Non-functional requirements can be divided into quality attributes and additional constraints. Quality attributes are those things that directly affect how well or poorly your product works—things like performance, usability, and reliability. Additional constraints describe aspects of what you’re building that don’t directly impact how well it works but still affect its development: cost, time, and ease of maintenance are all additional constraints.
glossary of terms, acronyms, and abbreviations.
- A short form of a phrase or word
- Used to shorten the written text, such as GSA for General Services Administration or FBI for Federal Bureau of Investigation.
- An area of knowledge, study, or activity that has been named and given its own subject area classification. An example is economics.
- A shortened version of a word or phrase. For example, “e-mail” is an abbreviation for “electronic mail.”
The PRD is a critical document for the product development process, as it includes all high-level requirements that must be implemented to ensure the final product meets user needs.

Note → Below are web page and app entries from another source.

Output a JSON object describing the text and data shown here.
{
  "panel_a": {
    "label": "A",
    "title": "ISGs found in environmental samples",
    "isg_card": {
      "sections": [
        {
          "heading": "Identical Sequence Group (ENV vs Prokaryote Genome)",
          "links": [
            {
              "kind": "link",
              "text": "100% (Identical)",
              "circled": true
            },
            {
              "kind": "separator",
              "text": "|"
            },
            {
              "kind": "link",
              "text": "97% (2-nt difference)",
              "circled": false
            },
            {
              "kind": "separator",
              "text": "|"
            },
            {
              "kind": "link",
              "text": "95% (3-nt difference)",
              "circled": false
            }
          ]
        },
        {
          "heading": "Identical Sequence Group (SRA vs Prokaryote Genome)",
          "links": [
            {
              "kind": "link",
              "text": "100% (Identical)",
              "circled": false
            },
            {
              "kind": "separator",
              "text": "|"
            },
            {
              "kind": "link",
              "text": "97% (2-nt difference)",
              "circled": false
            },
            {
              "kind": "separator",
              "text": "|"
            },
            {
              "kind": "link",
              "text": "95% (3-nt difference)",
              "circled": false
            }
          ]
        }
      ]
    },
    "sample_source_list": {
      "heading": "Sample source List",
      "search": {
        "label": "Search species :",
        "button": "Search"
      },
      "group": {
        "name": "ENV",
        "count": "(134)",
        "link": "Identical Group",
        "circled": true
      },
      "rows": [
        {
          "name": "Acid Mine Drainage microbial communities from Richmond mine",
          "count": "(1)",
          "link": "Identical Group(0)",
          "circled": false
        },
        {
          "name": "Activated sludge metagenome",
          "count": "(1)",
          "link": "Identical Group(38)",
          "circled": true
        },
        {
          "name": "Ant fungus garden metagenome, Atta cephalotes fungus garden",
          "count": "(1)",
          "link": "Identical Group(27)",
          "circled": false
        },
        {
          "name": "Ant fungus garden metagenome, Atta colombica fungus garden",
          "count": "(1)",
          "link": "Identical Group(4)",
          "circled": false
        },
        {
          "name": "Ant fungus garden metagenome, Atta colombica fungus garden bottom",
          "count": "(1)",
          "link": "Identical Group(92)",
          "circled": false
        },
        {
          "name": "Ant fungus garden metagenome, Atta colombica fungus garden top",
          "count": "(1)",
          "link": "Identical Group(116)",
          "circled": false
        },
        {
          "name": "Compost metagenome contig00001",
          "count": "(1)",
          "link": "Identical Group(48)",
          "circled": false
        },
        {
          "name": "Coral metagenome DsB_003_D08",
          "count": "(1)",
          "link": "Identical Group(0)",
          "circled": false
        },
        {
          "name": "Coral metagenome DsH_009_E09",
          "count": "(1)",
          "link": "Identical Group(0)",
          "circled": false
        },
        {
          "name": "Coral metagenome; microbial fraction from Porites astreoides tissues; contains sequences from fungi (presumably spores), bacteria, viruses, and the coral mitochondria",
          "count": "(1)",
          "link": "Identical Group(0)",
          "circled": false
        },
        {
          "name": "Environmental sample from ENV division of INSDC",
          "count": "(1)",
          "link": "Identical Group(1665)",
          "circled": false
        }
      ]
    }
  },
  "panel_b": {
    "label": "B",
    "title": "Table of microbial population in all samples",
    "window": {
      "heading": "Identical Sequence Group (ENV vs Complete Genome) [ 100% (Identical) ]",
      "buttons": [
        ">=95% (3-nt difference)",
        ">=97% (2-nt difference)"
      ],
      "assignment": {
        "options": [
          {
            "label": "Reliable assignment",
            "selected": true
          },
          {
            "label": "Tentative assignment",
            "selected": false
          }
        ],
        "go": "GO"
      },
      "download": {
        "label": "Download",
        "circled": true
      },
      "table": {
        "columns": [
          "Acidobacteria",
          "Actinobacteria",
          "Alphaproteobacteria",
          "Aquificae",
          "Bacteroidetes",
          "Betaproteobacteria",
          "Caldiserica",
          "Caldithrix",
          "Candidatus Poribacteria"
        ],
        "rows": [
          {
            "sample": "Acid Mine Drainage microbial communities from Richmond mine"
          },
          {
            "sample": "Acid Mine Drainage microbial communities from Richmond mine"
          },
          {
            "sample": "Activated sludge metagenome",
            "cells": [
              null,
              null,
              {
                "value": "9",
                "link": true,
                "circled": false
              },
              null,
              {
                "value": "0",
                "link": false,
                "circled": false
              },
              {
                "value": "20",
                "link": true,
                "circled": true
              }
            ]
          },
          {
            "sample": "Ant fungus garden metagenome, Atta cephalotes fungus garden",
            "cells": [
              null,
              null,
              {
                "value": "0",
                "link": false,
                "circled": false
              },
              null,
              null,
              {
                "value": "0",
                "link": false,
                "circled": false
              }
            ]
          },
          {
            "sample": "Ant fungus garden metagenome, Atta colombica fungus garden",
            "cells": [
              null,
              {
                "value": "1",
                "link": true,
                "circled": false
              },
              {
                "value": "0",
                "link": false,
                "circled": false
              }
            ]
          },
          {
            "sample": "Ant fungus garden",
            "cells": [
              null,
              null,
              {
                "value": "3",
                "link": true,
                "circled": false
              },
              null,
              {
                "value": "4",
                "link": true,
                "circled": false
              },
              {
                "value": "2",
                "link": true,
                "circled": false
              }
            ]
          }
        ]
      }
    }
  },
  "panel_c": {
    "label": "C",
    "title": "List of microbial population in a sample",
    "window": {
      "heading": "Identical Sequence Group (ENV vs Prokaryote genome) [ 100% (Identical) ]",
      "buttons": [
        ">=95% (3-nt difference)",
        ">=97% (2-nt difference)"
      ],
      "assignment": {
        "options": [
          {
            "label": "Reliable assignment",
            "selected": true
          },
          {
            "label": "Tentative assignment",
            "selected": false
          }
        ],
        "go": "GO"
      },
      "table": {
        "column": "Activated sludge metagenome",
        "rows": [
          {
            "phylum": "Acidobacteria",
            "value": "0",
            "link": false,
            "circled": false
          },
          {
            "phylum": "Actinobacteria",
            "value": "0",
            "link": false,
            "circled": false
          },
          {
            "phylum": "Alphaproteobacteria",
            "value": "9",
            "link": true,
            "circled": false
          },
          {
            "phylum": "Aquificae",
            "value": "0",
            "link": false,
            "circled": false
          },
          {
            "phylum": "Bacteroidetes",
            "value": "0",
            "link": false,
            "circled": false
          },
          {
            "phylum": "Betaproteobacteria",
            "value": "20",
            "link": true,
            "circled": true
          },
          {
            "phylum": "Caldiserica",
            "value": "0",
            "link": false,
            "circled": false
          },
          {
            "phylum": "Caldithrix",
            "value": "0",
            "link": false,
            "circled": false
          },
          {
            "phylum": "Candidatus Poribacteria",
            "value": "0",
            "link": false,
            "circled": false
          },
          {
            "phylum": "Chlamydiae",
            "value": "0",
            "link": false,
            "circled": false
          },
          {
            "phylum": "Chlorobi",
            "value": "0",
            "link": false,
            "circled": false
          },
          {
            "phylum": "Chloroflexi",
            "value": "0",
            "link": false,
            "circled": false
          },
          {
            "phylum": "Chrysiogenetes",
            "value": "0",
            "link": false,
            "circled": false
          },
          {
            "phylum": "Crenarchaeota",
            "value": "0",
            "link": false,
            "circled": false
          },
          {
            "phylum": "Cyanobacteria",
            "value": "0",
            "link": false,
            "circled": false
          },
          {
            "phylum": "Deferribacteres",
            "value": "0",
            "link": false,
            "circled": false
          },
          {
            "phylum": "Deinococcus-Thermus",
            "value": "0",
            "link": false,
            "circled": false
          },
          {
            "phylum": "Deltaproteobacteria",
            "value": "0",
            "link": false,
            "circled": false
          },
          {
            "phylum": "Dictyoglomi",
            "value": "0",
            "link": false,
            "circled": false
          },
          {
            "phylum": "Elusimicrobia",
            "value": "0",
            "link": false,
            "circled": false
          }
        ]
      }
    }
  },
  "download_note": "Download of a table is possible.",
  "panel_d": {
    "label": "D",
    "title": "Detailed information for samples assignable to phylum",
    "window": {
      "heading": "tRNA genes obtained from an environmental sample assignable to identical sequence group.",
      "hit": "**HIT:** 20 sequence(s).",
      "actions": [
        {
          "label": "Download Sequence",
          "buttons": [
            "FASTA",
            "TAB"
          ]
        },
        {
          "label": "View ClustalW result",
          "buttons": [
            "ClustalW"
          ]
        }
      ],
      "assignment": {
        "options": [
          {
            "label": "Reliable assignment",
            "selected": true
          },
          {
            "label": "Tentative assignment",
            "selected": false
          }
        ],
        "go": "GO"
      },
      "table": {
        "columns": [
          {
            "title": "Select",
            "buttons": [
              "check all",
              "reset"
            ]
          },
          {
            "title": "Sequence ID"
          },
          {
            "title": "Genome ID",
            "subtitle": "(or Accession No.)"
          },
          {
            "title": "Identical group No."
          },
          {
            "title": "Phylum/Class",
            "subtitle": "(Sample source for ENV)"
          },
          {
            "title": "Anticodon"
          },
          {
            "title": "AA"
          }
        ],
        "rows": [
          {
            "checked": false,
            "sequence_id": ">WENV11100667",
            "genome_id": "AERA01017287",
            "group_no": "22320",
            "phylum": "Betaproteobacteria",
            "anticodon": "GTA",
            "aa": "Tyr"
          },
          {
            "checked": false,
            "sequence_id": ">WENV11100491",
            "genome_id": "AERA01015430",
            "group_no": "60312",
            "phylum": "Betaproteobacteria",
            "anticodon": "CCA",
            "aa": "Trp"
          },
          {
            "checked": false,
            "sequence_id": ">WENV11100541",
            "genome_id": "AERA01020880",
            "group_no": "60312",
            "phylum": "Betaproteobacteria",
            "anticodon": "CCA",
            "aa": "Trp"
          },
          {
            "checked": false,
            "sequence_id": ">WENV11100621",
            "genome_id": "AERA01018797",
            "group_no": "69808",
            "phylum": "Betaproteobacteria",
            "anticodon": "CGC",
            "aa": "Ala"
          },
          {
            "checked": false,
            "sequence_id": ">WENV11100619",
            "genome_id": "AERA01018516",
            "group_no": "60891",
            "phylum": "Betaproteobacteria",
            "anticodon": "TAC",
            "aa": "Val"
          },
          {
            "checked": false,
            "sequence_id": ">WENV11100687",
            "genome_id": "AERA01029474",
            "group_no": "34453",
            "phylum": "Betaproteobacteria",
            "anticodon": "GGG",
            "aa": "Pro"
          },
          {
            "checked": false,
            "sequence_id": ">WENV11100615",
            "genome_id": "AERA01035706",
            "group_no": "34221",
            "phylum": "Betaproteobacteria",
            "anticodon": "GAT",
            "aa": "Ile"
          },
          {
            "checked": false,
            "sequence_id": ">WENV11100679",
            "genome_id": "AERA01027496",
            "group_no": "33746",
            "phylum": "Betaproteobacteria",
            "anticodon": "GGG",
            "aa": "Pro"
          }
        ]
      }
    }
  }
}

The PRD can communicate with developers and stakeholders at any stage in the product life cycle. A well-written PRD results in fewer misunderstandings between stakeholders, ultimately reducing risk and leading to successful products.
A product requirements document is an essential tool for any product development team. Outlining the requirements for a product or software helps to ensure that everyone on the team is on the same page and that no critical details are overlooked. A well-crafted PRD can help make your product development process more efficient and streamlined, leading to a better end result.